------ RECORDS FOR THE TASK ------

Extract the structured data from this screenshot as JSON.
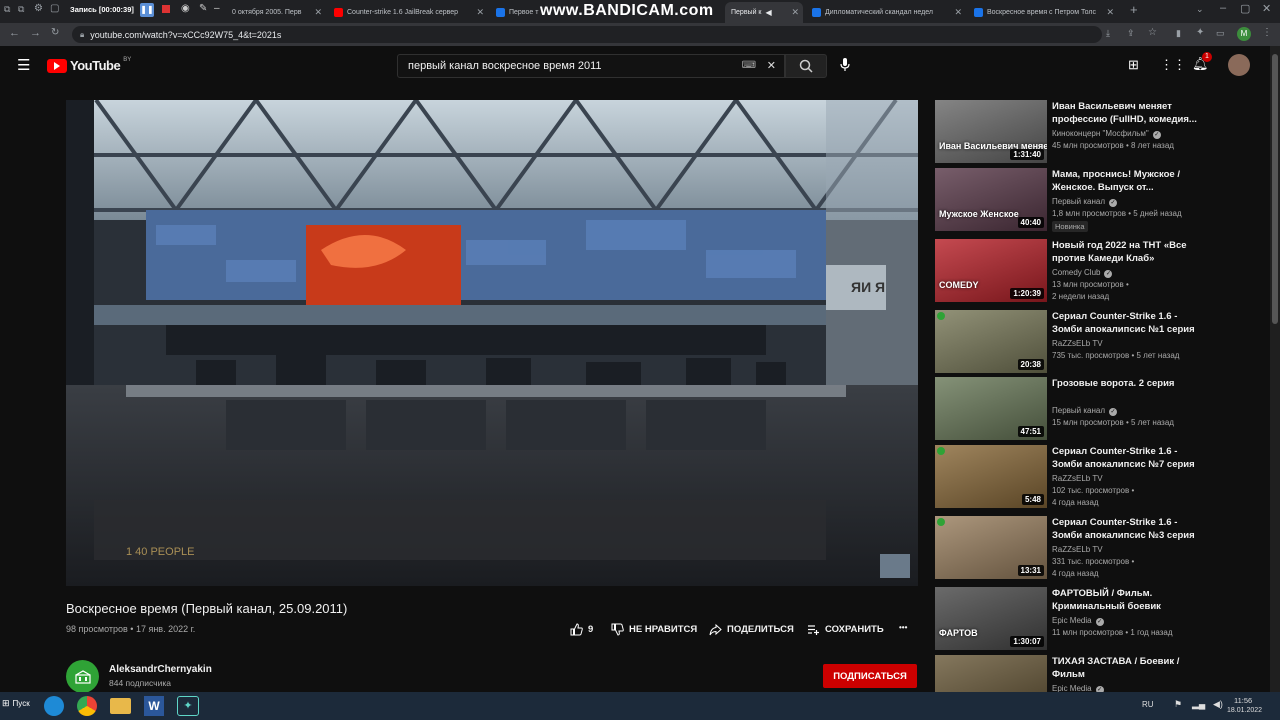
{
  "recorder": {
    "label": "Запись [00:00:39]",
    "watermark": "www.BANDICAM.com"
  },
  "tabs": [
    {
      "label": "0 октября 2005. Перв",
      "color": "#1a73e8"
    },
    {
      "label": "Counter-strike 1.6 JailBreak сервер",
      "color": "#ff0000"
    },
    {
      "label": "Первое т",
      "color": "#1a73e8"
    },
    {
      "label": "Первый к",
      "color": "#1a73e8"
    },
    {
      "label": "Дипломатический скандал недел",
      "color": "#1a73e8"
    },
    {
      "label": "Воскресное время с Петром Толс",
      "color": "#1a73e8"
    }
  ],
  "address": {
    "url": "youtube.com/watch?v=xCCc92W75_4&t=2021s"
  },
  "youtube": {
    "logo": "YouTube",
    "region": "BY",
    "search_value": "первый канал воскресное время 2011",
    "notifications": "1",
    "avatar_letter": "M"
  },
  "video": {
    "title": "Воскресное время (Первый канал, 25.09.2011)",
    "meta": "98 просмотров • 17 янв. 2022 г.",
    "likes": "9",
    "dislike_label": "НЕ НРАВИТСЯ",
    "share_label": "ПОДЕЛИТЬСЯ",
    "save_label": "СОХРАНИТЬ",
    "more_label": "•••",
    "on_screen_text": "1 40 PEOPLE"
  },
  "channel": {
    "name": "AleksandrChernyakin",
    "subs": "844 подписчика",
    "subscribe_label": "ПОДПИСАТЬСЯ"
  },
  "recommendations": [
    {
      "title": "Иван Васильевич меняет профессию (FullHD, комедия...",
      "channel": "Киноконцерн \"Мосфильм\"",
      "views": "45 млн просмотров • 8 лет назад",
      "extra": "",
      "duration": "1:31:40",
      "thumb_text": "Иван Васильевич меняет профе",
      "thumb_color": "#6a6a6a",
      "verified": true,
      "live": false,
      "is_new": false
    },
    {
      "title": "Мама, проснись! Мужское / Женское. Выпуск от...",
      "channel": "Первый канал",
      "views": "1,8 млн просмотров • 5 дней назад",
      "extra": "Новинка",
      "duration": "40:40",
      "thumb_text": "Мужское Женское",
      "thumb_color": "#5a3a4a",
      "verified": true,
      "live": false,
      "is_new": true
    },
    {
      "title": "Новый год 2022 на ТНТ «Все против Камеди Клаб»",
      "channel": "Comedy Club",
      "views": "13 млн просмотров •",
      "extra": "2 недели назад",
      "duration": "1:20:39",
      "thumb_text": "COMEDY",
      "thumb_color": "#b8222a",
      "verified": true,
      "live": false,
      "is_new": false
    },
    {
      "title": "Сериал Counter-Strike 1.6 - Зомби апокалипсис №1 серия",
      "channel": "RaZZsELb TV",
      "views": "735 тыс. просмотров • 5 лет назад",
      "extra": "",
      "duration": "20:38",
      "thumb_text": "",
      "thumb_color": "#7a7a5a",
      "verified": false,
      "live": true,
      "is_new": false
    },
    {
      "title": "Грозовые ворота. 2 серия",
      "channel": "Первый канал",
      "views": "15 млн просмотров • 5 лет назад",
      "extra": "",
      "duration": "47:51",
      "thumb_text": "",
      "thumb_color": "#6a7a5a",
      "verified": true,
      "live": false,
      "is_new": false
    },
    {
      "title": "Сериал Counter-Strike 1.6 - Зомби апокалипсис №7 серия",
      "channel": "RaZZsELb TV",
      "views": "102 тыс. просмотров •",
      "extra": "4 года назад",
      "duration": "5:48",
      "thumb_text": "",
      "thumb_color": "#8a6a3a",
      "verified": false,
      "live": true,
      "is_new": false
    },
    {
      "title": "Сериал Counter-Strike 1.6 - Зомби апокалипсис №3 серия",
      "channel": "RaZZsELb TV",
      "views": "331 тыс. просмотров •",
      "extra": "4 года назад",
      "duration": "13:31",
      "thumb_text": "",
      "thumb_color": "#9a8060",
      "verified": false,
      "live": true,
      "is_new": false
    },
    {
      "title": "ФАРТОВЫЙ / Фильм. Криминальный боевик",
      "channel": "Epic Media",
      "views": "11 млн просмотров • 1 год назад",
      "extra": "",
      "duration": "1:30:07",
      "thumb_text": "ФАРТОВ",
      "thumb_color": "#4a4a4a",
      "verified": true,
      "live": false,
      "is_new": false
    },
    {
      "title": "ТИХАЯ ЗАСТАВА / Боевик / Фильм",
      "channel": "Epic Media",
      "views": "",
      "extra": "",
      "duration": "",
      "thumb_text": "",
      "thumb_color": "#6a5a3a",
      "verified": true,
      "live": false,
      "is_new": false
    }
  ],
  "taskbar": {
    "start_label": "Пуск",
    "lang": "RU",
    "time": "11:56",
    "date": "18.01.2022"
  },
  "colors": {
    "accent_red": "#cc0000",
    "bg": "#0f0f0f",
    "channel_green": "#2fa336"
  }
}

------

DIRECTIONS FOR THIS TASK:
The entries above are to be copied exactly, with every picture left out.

SOLUTION:
Extract the structured data from this screenshot as JSON.
{
  "recorder": {
    "label": "Запись [00:00:39]",
    "watermark": "www.BANDICAM.com"
  },
  "tabs": [
    {
      "label": "0 октября 2005. Перв",
      "color": "#1a73e8"
    },
    {
      "label": "Counter-strike 1.6 JailBreak сервер",
      "color": "#ff0000"
    },
    {
      "label": "Первое т",
      "color": "#1a73e8"
    },
    {
      "label": "Первый к",
      "color": "#1a73e8"
    },
    {
      "label": "Дипломатический скандал недел",
      "color": "#1a73e8"
    },
    {
      "label": "Воскресное время с Петром Толс",
      "color": "#1a73e8"
    }
  ],
  "address": {
    "url": "youtube.com/watch?v=xCCc92W75_4&t=2021s"
  },
  "youtube": {
    "logo": "YouTube",
    "region": "BY",
    "search_value": "первый канал воскресное время 2011",
    "notifications": "1",
    "avatar_letter": "M"
  },
  "video": {
    "title": "Воскресное время (Первый канал, 25.09.2011)",
    "meta": "98 просмотров • 17 янв. 2022 г.",
    "likes": "9",
    "dislike_label": "НЕ НРАВИТСЯ",
    "share_label": "ПОДЕЛИТЬСЯ",
    "save_label": "СОХРАНИТЬ",
    "more_label": "•••",
    "on_screen_text": "1 40 PEOPLE"
  },
  "channel": {
    "name": "AleksandrChernyakin",
    "subs": "844 подписчика",
    "subscribe_label": "ПОДПИСАТЬСЯ"
  },
  "recommendations": [
    {
      "title": "Иван Васильевич меняет профессию (FullHD, комедия...",
      "channel": "Киноконцерн \"Мосфильм\"",
      "views": "45 млн просмотров • 8 лет назад",
      "extra": "",
      "duration": "1:31:40",
      "thumb_text": "Иван Васильевич меняет профе",
      "thumb_color": "#6a6a6a",
      "verified": true,
      "live": false,
      "is_new": false
    },
    {
      "title": "Мама, проснись! Мужское / Женское. Выпуск от...",
      "channel": "Первый канал",
      "views": "1,8 млн просмотров • 5 дней назад",
      "extra": "Новинка",
      "duration": "40:40",
      "thumb_text": "Мужское Женское",
      "thumb_color": "#5a3a4a",
      "verified": true,
      "live": false,
      "is_new": true
    },
    {
      "title": "Новый год 2022 на ТНТ «Все против Камеди Клаб»",
      "channel": "Comedy Club",
      "views": "13 млн просмотров •",
      "extra": "2 недели назад",
      "duration": "1:20:39",
      "thumb_text": "COMEDY",
      "thumb_color": "#b8222a",
      "verified": true,
      "live": false,
      "is_new": false
    },
    {
      "title": "Сериал Counter-Strike 1.6 - Зомби апокалипсис №1 серия",
      "channel": "RaZZsELb TV",
      "views": "735 тыс. просмотров • 5 лет назад",
      "extra": "",
      "duration": "20:38",
      "thumb_text": "",
      "thumb_color": "#7a7a5a",
      "verified": false,
      "live": true,
      "is_new": false
    },
    {
      "title": "Грозовые ворота. 2 серия",
      "channel": "Первый канал",
      "views": "15 млн просмотров • 5 лет назад",
      "extra": "",
      "duration": "47:51",
      "thumb_text": "",
      "thumb_color": "#6a7a5a",
      "verified": true,
      "live": false,
      "is_new": false
    },
    {
      "title": "Сериал Counter-Strike 1.6 - Зомби апокалипсис №7 серия",
      "channel": "RaZZsELb TV",
      "views": "102 тыс. просмотров •",
      "extra": "4 года назад",
      "duration": "5:48",
      "thumb_text": "",
      "thumb_color": "#8a6a3a",
      "verified": false,
      "live": true,
      "is_new": false
    },
    {
      "title": "Сериал Counter-Strike 1.6 - Зомби апокалипсис №3 серия",
      "channel": "RaZZsELb TV",
      "views": "331 тыс. просмотров •",
      "extra": "4 года назад",
      "duration": "13:31",
      "thumb_text": "",
      "thumb_color": "#9a8060",
      "verified": false,
      "live": true,
      "is_new": false
    },
    {
      "title": "ФАРТОВЫЙ / Фильм. Криминальный боевик",
      "channel": "Epic Media",
      "views": "11 млн просмотров • 1 год назад",
      "extra": "",
      "duration": "1:30:07",
      "thumb_text": "ФАРТОВ",
      "thumb_color": "#4a4a4a",
      "verified": true,
      "live": false,
      "is_new": false
    },
    {
      "title": "ТИХАЯ ЗАСТАВА / Боевик / Фильм",
      "channel": "Epic Media",
      "views": "",
      "extra": "",
      "duration": "",
      "thumb_text": "",
      "thumb_color": "#6a5a3a",
      "verified": true,
      "live": false,
      "is_new": false
    }
  ],
  "taskbar": {
    "start_label": "Пуск",
    "lang": "RU",
    "time": "11:56",
    "date": "18.01.2022"
  },
  "colors": {
    "accent_red": "#cc0000",
    "bg": "#0f0f0f",
    "channel_green": "#2fa336"
  }
}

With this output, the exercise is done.